Each line of the data below containing "this" needs to be listed.

==================================================

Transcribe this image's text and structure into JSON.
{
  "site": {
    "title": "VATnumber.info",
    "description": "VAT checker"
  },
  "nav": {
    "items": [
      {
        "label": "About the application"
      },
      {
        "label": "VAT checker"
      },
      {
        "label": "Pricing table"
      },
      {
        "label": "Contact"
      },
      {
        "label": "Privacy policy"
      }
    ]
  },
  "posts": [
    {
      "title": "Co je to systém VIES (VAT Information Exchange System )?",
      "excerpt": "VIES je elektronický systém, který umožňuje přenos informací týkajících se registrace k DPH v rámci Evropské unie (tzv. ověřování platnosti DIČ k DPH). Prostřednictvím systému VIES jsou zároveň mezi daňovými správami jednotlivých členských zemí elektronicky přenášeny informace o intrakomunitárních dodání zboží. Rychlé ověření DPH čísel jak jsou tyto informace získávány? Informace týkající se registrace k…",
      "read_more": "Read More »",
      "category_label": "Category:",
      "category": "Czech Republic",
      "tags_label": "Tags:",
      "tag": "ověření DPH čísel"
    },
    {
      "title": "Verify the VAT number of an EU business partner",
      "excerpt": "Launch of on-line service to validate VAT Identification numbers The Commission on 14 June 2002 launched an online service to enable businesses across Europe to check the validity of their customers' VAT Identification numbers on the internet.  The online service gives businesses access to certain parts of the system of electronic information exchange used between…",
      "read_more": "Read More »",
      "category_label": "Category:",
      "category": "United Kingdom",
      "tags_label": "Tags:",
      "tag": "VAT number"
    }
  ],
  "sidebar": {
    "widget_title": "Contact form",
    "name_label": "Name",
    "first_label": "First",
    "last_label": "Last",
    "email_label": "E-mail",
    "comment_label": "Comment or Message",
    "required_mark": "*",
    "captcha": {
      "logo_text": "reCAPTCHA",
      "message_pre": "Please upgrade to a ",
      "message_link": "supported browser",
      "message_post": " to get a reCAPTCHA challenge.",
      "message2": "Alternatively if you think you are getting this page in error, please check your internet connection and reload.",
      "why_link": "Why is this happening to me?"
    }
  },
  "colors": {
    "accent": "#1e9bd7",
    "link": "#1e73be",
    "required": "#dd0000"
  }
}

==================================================

• TASK SOLUTION:
Transcribe this image's text and structure into JSON.
      "message2": "Alternatively if you think you are getting this page in error, please check your internet connection and reload.",
      "why_link": "Why is this happening to me?"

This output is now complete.